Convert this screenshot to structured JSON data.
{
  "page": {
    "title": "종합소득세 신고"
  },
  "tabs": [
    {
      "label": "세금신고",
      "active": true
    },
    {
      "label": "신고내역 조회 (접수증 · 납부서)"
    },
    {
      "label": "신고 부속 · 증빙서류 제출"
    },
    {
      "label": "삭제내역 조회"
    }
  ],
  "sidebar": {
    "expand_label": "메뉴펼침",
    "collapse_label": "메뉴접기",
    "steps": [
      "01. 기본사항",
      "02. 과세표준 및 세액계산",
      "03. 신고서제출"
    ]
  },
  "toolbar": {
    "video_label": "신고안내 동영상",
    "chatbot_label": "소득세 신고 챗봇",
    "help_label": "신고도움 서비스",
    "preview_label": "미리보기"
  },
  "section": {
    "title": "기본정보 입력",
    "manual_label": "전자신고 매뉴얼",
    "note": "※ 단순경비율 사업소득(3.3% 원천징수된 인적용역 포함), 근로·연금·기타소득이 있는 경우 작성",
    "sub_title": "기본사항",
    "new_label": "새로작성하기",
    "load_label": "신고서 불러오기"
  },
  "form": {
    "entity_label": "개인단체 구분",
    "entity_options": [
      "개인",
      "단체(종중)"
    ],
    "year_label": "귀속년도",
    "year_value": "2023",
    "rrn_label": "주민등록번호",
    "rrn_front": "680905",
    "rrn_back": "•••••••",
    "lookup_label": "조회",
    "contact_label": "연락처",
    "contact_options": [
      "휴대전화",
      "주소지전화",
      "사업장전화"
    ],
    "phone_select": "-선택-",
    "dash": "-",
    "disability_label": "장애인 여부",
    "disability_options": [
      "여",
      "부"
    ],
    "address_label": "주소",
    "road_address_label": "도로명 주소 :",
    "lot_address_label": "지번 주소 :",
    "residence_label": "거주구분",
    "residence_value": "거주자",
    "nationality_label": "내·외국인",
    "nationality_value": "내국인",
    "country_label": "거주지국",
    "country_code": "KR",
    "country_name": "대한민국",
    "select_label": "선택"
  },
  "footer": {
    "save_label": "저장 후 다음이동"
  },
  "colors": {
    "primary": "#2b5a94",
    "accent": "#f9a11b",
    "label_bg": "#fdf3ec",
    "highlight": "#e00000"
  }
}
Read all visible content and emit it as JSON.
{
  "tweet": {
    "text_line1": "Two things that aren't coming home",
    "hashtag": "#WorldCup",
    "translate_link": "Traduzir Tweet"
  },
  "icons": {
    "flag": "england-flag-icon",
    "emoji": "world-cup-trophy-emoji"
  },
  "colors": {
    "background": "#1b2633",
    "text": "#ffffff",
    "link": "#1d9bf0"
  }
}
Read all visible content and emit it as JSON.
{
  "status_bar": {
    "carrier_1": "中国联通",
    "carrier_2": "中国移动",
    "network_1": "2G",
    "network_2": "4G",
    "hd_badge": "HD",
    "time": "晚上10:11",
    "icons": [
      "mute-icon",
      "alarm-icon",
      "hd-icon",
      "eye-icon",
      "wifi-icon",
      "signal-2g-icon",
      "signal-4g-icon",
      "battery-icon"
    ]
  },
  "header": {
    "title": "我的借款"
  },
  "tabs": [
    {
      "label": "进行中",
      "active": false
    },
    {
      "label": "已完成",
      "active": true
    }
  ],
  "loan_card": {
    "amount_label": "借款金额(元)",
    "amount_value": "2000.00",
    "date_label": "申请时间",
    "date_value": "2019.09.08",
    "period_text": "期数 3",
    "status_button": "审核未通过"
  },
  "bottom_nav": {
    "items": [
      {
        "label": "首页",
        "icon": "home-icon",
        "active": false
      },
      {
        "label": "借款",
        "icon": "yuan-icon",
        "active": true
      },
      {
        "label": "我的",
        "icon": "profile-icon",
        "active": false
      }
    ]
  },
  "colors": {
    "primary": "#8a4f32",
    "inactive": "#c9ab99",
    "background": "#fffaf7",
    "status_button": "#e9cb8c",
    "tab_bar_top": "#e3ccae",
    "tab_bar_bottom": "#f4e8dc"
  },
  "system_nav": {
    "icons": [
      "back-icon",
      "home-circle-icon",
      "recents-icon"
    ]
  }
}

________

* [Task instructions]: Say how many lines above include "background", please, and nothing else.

* [Exercise response]: 2